### DESCRIPTION OF THE TASK
Your answer should consist of the lines in the data below that contain "који".

─── SUPPLIED DATA ───

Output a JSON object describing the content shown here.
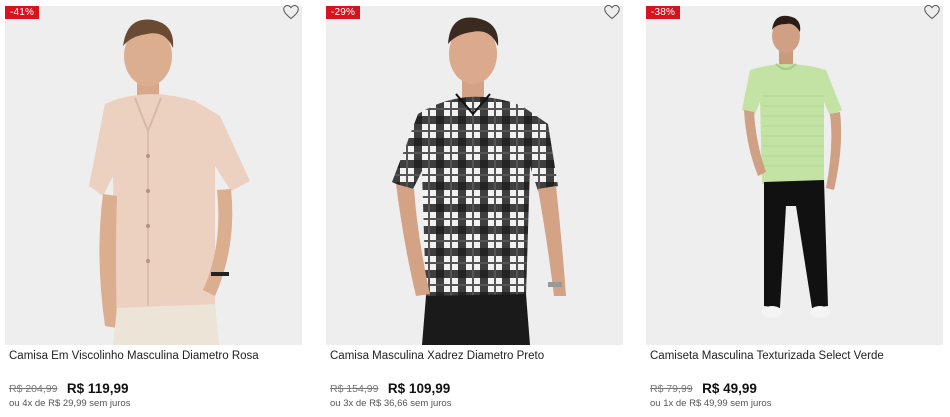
{
  "products": [
    {
      "discount": "-41%",
      "name": "Camisa Em Viscolinho Masculina Diametro Rosa",
      "old_price": "R$ 204,99",
      "price": "R$ 119,99",
      "installments": "ou 4x de R$ 29,99 sem juros",
      "image_icon": "shirt-pink-photo"
    },
    {
      "discount": "-29%",
      "name": "Camisa Masculina Xadrez Diametro Preto",
      "old_price": "R$ 154,99",
      "price": "R$ 109,99",
      "installments": "ou 3x de R$ 36,66 sem juros",
      "image_icon": "shirt-plaid-photo"
    },
    {
      "discount": "-38%",
      "name": "Camiseta Masculina Texturizada Select Verde",
      "old_price": "R$ 79,99",
      "price": "R$ 49,99",
      "installments": "ou 1x de R$ 49,99 sem juros",
      "image_icon": "tshirt-green-photo"
    }
  ],
  "colors": {
    "badge": "#d9131e",
    "image_bg": "#efefef"
  },
  "favorite_icon": "heart-outline-icon"
}
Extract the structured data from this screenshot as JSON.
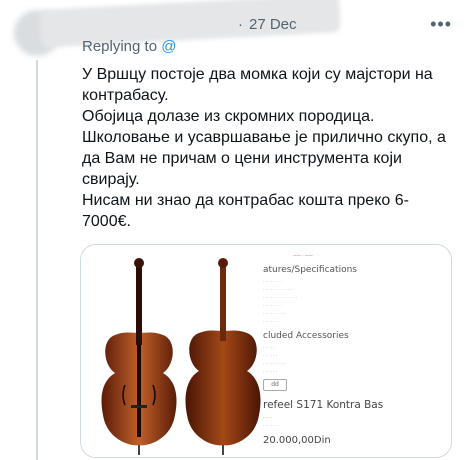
{
  "tweet": {
    "author_name": "",
    "date": "27 Dec",
    "more_icon": "more-icon",
    "reply_prefix": "Replying to",
    "reply_handle": "@",
    "body_lines": [
      "У Вршцу постоје два момка који су мајстори на контрабасу.",
      "Обојица долазе из скромних породица.",
      "Школовање и усавршавање је прилично скупо, а да Вам не причам о цени инструмента који свирају.",
      "Нисам ни знао да контрабас кошта преко 6-7000€."
    ]
  },
  "media": {
    "specs_heading": "atures/Specifications",
    "accessories_heading": "cluded Accessories",
    "product_title": "refeel S171 Kontra Bas",
    "price": "20.000,00Din",
    "add_label": "dd",
    "colors": {
      "wood_dark": "#5a1c08",
      "wood_mid": "#9a3d14",
      "wood_light": "#c2602a"
    }
  }
}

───

### OUTPUT OF THE TASK
      "У Вршцу постоје два момка који су мајстори на контрабасу.",
      "Школовање и усавршавање је прилично скупо, а да Вам не причам о цени инструмента који свирају.",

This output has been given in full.